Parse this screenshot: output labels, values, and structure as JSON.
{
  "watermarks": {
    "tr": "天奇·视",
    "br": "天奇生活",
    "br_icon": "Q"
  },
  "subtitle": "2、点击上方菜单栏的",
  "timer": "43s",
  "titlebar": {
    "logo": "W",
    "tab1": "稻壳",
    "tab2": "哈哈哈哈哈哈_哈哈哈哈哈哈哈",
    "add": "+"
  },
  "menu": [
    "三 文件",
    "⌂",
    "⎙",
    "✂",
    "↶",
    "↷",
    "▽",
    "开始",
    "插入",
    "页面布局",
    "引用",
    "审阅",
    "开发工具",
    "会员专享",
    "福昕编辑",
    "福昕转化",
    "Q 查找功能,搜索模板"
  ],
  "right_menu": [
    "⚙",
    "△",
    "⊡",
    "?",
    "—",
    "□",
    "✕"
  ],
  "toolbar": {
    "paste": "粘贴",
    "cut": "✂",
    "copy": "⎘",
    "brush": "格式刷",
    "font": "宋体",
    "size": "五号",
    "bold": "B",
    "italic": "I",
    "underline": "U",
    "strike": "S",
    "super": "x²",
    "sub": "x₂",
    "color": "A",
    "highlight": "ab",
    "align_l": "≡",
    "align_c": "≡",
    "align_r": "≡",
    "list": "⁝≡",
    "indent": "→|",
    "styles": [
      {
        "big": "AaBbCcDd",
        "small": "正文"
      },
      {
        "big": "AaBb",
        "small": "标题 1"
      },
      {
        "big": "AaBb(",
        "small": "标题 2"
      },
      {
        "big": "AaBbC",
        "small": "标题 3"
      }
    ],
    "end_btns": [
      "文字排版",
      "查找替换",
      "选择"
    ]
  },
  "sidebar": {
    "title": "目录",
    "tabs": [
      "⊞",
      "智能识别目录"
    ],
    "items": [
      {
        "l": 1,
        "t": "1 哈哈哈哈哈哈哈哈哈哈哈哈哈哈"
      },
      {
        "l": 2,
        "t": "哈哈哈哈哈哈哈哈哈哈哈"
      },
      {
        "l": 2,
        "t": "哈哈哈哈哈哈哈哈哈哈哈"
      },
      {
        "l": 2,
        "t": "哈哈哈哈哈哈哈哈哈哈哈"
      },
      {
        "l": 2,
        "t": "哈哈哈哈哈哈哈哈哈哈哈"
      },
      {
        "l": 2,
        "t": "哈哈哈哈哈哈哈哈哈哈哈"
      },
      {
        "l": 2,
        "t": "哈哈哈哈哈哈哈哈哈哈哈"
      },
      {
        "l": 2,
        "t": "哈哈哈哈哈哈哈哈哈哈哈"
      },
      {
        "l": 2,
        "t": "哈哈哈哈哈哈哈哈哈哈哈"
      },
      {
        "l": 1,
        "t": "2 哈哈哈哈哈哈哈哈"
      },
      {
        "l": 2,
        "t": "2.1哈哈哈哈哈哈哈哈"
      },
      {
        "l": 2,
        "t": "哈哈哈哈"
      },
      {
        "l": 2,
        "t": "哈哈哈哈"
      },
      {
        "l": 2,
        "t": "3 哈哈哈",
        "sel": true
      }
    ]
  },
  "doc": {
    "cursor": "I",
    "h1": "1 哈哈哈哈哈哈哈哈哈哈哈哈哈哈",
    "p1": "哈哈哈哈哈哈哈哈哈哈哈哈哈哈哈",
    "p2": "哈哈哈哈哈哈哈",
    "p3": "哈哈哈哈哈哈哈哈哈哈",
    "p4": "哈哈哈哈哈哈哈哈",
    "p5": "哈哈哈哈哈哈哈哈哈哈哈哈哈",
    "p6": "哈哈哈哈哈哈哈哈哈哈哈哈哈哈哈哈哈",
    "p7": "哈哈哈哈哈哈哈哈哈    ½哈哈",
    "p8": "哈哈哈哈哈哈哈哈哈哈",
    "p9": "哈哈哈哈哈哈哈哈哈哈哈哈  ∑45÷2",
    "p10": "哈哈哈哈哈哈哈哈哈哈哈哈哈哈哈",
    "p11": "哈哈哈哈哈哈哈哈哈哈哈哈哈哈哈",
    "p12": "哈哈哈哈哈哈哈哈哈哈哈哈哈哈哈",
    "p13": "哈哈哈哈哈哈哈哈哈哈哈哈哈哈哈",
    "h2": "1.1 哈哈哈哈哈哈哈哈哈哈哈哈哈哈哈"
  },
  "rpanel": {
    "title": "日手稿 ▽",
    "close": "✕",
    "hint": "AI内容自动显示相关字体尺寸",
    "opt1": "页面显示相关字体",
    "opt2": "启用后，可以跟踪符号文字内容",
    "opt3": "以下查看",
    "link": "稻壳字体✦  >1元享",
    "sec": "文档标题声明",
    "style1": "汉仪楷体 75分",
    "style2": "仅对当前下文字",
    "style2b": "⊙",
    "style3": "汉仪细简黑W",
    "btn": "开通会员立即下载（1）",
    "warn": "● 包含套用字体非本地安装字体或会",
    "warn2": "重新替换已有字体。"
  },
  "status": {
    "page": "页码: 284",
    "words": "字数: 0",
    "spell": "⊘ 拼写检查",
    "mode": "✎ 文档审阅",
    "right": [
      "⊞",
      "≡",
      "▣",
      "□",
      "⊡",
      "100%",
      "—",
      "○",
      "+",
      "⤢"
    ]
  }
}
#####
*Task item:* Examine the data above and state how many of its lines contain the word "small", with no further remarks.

*Response to the exercise:* 4